1. The above picture isn’t a mockup of some lofty futuristic eco-architecture. It is now and it’s Chicago’s City Hall. If you’ve never explored Chicago’s Green Roofs project, you’re in for some surprises. For instance, did you know that nestled in that photo above are beehives that produce salable honey? If you’re curious about which city rooftops are green (or where to buy some of that honey) check out the city’s Green Roofs page or take your binoculars up to the Skydeck of Willis Tower and see for yourself.
2. A little more visible from our vantage point are the city’s Green Alleys projects. Chicago’s Department of Transportation began the green alleys pilot project in 2006 and renovated more than 100 alleys by 2010. What is a green alley? Check out the city’s comprehensive and well-illustrated Green Alley Handbook. Who knew your back alley could be a marvel of modern eco engineering. By the way, there’s a lot more to these alleys than just pretty landscaping. Take a look.
3. Being a relative newcomer to Chicago, I was very pleasantly surprised by the city’s incredibly progressive Sustainable Backyard Program. Residents can get cash rebates from the city for buying rain barrels, compost bins, native plants and trees from local retailers. A great way to help the environment while supporting local business and spending more time outdoors. Unless extended, the rebate program runs until 12/31/2012 so make this your year for creating a more sustainable backyard. Oh, and if you’re a retailer wanting to learn more about getting involved with the rebate program, consider attending the upcoming workshop on March 1st.
4. Finally, to learn more about any green & growing topic imaginable, check out the list of free and low-fee workshops offered by the Chicago Center for Green Technology. Learn about anything from how to install green countertops to finding out how the city uses vegetable oil from local restaurants to produce biofuel. Their building also contains a staffed resource center and free exhibits throughout the year.
Posted in Events, Irrigation, Native Plants, Rooftop Gardening, Wicker Park, Chicago
Tagged beehive, bees, center for green technology, chicago, chicago city hall, chicago continuing education, chicago honey, compost bin, composting, eco architecture, eco engineering, education, green alleys, green architecture, green engineering, green roofs, green rooftop, rain barrels, roof garden, rooftop bee keeping, rooftop gardening, skydeck, surprising chicago, sustainability, sustainable, sustainable backyard program, urban agriculture, urban gardening, willis tower, workshops
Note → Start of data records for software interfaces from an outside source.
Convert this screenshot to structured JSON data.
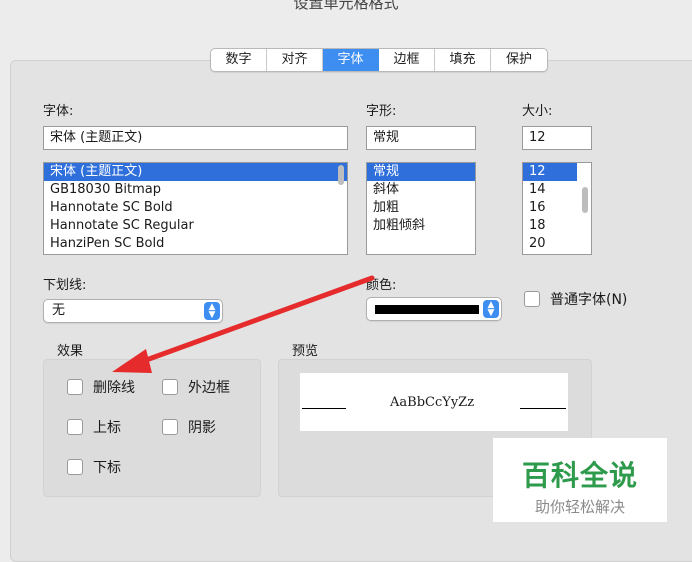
{
  "window": {
    "title": "设置单元格格式"
  },
  "tabs": [
    {
      "label": "数字"
    },
    {
      "label": "对齐"
    },
    {
      "label": "字体"
    },
    {
      "label": "边框"
    },
    {
      "label": "填充"
    },
    {
      "label": "保护"
    }
  ],
  "active_tab": "字体",
  "font": {
    "label": "字体:",
    "value": "宋体 (主题正文)",
    "options": [
      "宋体 (主题正文)",
      "GB18030 Bitmap",
      "Hannotate SC Bold",
      "Hannotate SC Regular",
      "HanziPen SC Bold"
    ]
  },
  "style": {
    "label": "字形:",
    "value": "常规",
    "options": [
      "常规",
      "斜体",
      "加粗",
      "加粗倾斜"
    ]
  },
  "size": {
    "label": "大小:",
    "value": "12",
    "options": [
      "12",
      "14",
      "16",
      "18",
      "20"
    ]
  },
  "underline": {
    "label": "下划线:",
    "value": "无"
  },
  "color": {
    "label": "颜色:",
    "swatch": "#000000"
  },
  "normal_font": {
    "label": "普通字体(N)"
  },
  "effects": {
    "label": "效果",
    "strikethrough": "删除线",
    "outline": "外边框",
    "superscript": "上标",
    "shadow": "阴影",
    "subscript": "下标"
  },
  "preview": {
    "label": "预览",
    "sample": "AaBbCcYyZz"
  },
  "watermark": {
    "title": "百科全说",
    "subtitle": "助你轻松解决"
  },
  "colors": {
    "accent": "#3d8ef0",
    "selection": "#2f6fdb",
    "arrow": "#e52b2b",
    "watermark_green": "#2e9a4b"
  }
}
The Permaculture Institute defines permaculture as: “…an ecological design system for sustainability in all aspects of human endeavor. It teaches us how build natural homes, grow our own food, restore diminished landscapes and ecosystems, catch rainwater, build communities and much more.”
Permaculture is a way of life that can be adopted by virtually anyone, anywhere. In developed cultures we certainly have access to the knowledge and the means to implement these strategies, however big or small, from the smallest apartment patio or backyard garden up to the largest corporation rooftop or agricultural production. In developing nations, permaculture design can mean new or improved sustainable ways of living that are mutually beneficial with their environment.
There are many challenges and threats to our relationship with our environment, but I believe permaculturists are optimists. And despite the dismal headline news, there is a lot of good in the world. The goal of the Worldwide Permaculture Network to map the growing network of permaculture projects so we can all visualize just how much change is occurring. And of course to teach us all how we can adopt permaculture into our own lives. This new Network was just officially launched and anybody can sign up for free – make your place on the map.
Posted in Container Gardening, Growing Media, Fertilizer and Ammendments, Irrigation, Native Plants, Organic Gardening, Rooftop Gardening, Seed, Weather and Climate, Wicker Park, Chicago
Tagged agriculture, australia, development, farming, gardening, global, harvesting irrigation, permaculture, rain water collecting, sustainable, urban, worldwide
VERY interesting article on why organic gardening will be the new norm. Some unique “insider” perspective for those of us outside of agri-biz:
The future is organic: But it’s more than organic! by Dr. E. Ann Clark
Posted in Organic Gardening
Tagged agriculture, corn, crops, energy, farming, future, livestock, Mississippi, oil, organic gardening, sustainable, wheat